As you may have heard, over the last year or so, financial institutions have started to become more accepting of the iPhone, in some cases allowing employees the option to use one instead of the standard-issue Blackberry and in others, getting rid of the latter all together. For employers currently contemplating making the jump, however, a word to the wise: make sure your staff has gone through full iPhone-training before releasing them into the world, lest anyone suffer an unfortunate mishap that basically ruins their lives.
The unmistakably jarring sound of aniPhone marimba ring interrupted the soft and spiritual final measures of Mahler’s Symphony No. 9 at the New York Philharmonic on Tuesday night. The conductor, Alan Gilbert, did something almost unheard-of in a concert hall: He stopped the performance. But the ringing kept on going, prompting increasingly angry shouts in the audience directed at the malefactor. After words from Mr. Gilbert, and what seemed like weeks, the cellphone owner finally silenced his device. After the audience cheered, the concert resumed. Internet vitriol ensued. But no one, it seems, felt worse than the culprit, who agreed to an interview on Thursday on condition that he not be identified — for obvious reasons.

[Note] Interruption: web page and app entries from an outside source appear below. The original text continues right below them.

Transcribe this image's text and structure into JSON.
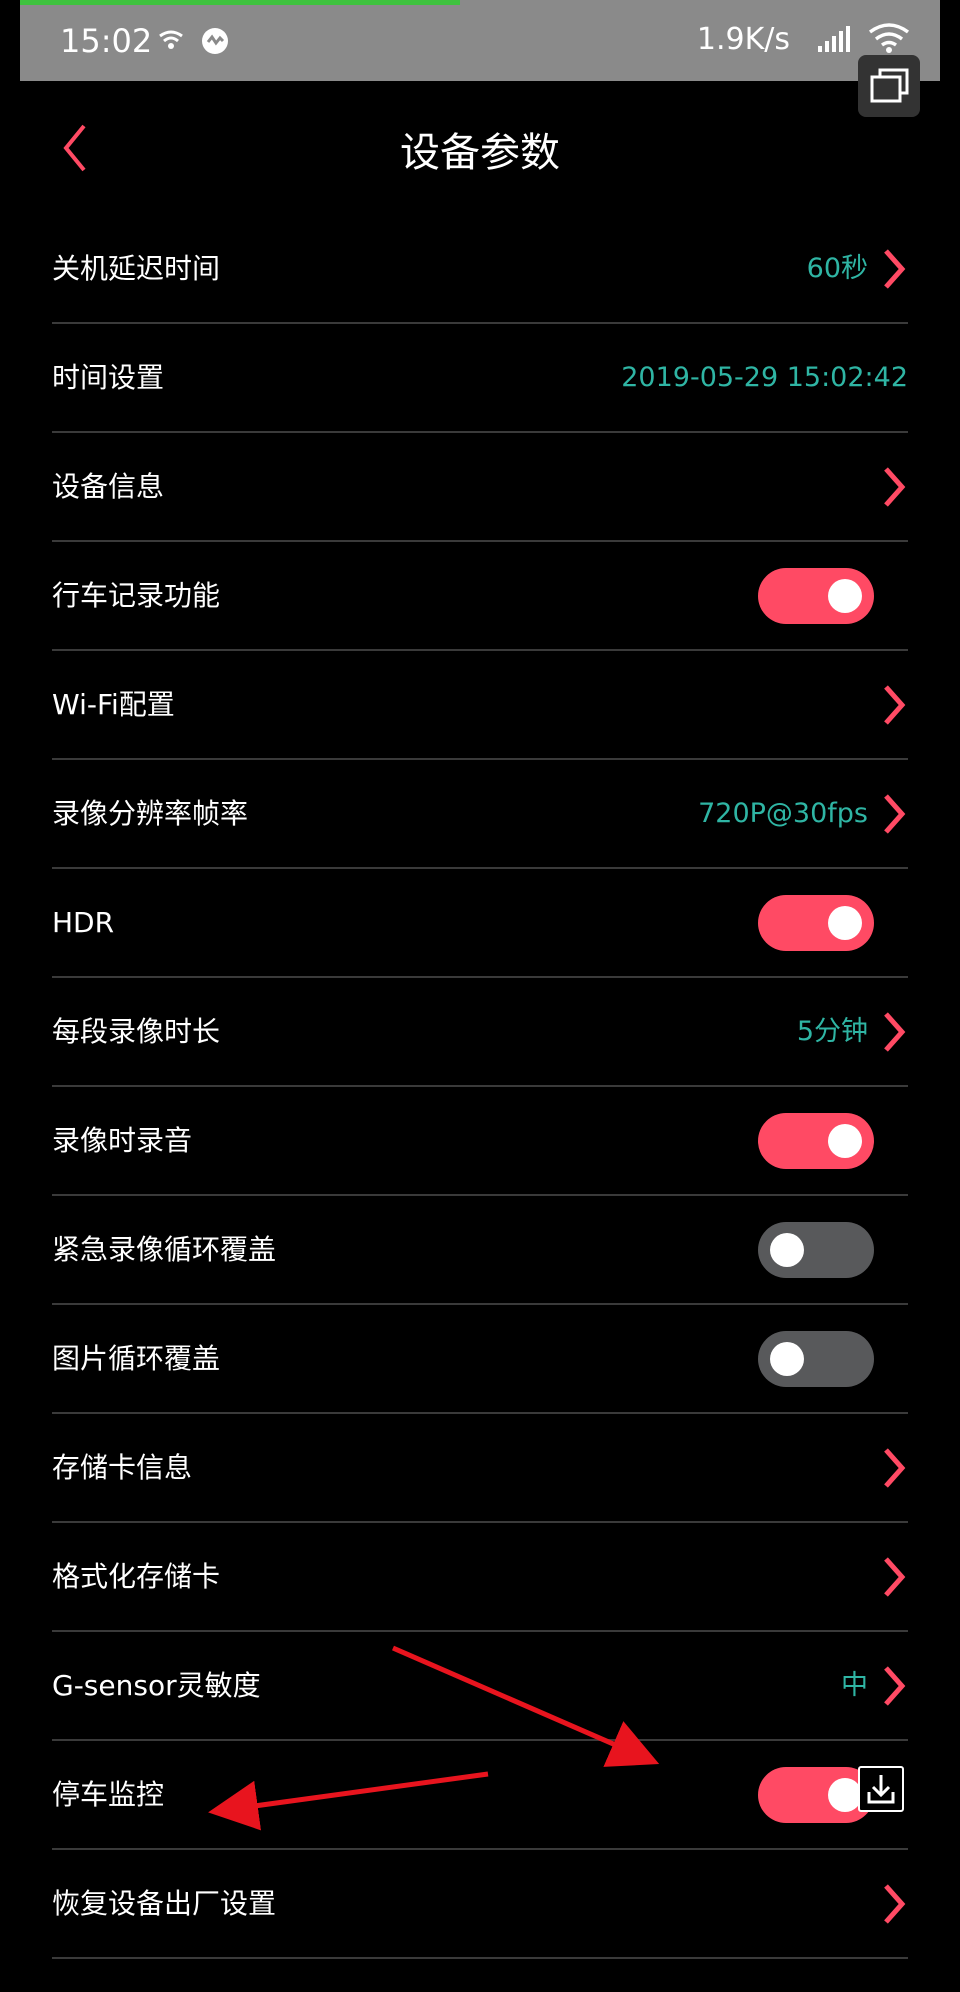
{
  "status_bar": {
    "time": "15:02",
    "speed": "1.9K/s"
  },
  "header": {
    "title": "设备参数"
  },
  "colors": {
    "accent": "#ff4a64",
    "value": "#2fb5a4",
    "toggle_off": "#58595b"
  },
  "rows": [
    {
      "label": "关机延迟时间",
      "value": "60秒",
      "control": "arrow"
    },
    {
      "label": "时间设置",
      "value": "2019-05-29 15:02:42",
      "control": "none"
    },
    {
      "label": "设备信息",
      "value": "",
      "control": "arrow"
    },
    {
      "label": "行车记录功能",
      "value": "",
      "control": "toggle",
      "on": true
    },
    {
      "label": "Wi-Fi配置",
      "value": "",
      "control": "arrow"
    },
    {
      "label": "录像分辨率帧率",
      "value": "720P@30fps",
      "control": "arrow"
    },
    {
      "label": "HDR",
      "value": "",
      "control": "toggle",
      "on": true
    },
    {
      "label": "每段录像时长",
      "value": "5分钟",
      "control": "arrow"
    },
    {
      "label": "录像时录音",
      "value": "",
      "control": "toggle",
      "on": true
    },
    {
      "label": "紧急录像循环覆盖",
      "value": "",
      "control": "toggle",
      "on": false
    },
    {
      "label": "图片循环覆盖",
      "value": "",
      "control": "toggle",
      "on": false
    },
    {
      "label": "存储卡信息",
      "value": "",
      "control": "arrow"
    },
    {
      "label": "格式化存储卡",
      "value": "",
      "control": "arrow"
    },
    {
      "label": "G-sensor灵敏度",
      "value": "中",
      "control": "arrow"
    },
    {
      "label": "停车监控",
      "value": "",
      "control": "toggle",
      "on": true
    },
    {
      "label": "恢复设备出厂设置",
      "value": "",
      "control": "arrow"
    }
  ]
}
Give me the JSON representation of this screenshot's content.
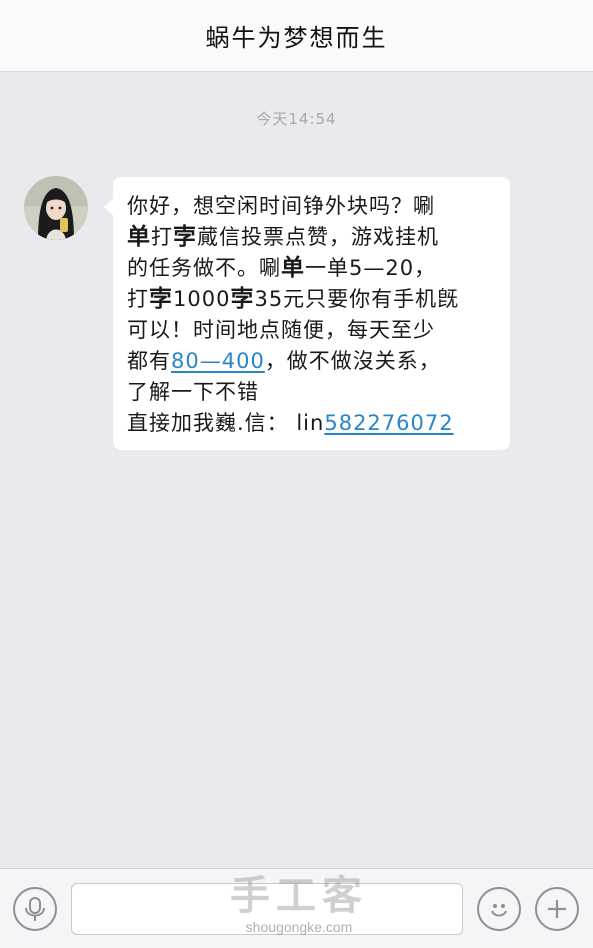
{
  "header": {
    "title": "蜗牛为梦想而生"
  },
  "chat": {
    "timestamp": "今天14:54",
    "message": {
      "lines": [
        [
          {
            "t": "你好，想空闲时间铮外块吗？唰"
          }
        ],
        [
          {
            "t": "单",
            "b": true
          },
          {
            "t": "打"
          },
          {
            "t": "孛",
            "b": true
          },
          {
            "t": "蕆信投票点赞，游戏挂机"
          }
        ],
        [
          {
            "t": "的任务做不。唰"
          },
          {
            "t": "单",
            "b": true
          },
          {
            "t": "一单5—20，"
          }
        ],
        [
          {
            "t": "打"
          },
          {
            "t": "孛",
            "b": true
          },
          {
            "t": "1000"
          },
          {
            "t": "孛",
            "b": true
          },
          {
            "t": "35元只要你有手机旣"
          }
        ],
        [
          {
            "t": "可以！时间地点随便，每天至少"
          }
        ],
        [
          {
            "t": "都有"
          },
          {
            "t": "80—400",
            "link": true
          },
          {
            "t": "，做不做沒关系，"
          }
        ],
        [
          {
            "t": "了解一下不错"
          }
        ],
        [
          {
            "t": "直接加我巍.信：  lin"
          },
          {
            "t": "582276072",
            "link": true
          }
        ]
      ]
    }
  },
  "input_bar": {
    "voice_icon": "microphone-icon",
    "emoji_icon": "smiley-icon",
    "plus_icon": "plus-icon"
  },
  "watermark": {
    "logo": "手工客",
    "url": "shougongke.com"
  },
  "colors": {
    "background": "#e9eaee",
    "bubble": "#ffffff",
    "link": "#2a86c8",
    "timestamp": "#a7a9ad"
  }
}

Maybe you think this sounds like really not a big deal at all? Maybe you think wrong, hombre. The “culprit,” described as “a business executive between 60 and 70 who runs two companies,” is still reeling from the incident and, from the sound of it, may actually require counseling to move forward.
“You can imagine how devastating it is to know you had a hand in that,” said the man… “It’s horrible, horrible.” The man said he had not slept in two days. The man, called Patron X by the Philharmonic, said he was a lifelong classical music lover and 20-year subscriber to the orchestra who was friendly with several of its members. He said he himself was often irked by coughs, badly timed applause — and cellphone rings. “Then God, there was I. Holy smokes,” he said. “It was just awful to have any role in something like that, that is so disturbing and disrespectful not only to the conductor but to all the musicians and not least to the audience, which was so into this concert,” he said by telephone.
And while some would suggest that it could have been worse– the conductor, for instance, could have taken a page from John Castle’s playbook and broken Patron X’s hand, ensuring he’d never touch that screen again, or just killed him right there before going on with the show, it almost sounds as though Mr. X would have preferred such a fate, rather than suffer the “shame” and hell he’s been through this week, which may follow him for the rest of his life. What’s worse, this all could have been avoided through proper education.
Patron X said he had no idea he was the culprit. He said his company replaced his BlackBerry with an iPhone the day before the concert. He said he made sure to turn it off before the concert, not realizing that the alarm clock had accidentally been set and would sound even if the phone was in silent mode. “I didn’t even know phones came with alarms,” the man said.
A cautionary tale to ignore at your own peril.
Ringing Finally Ended, but There’s No Button to Stop Shame [NYT]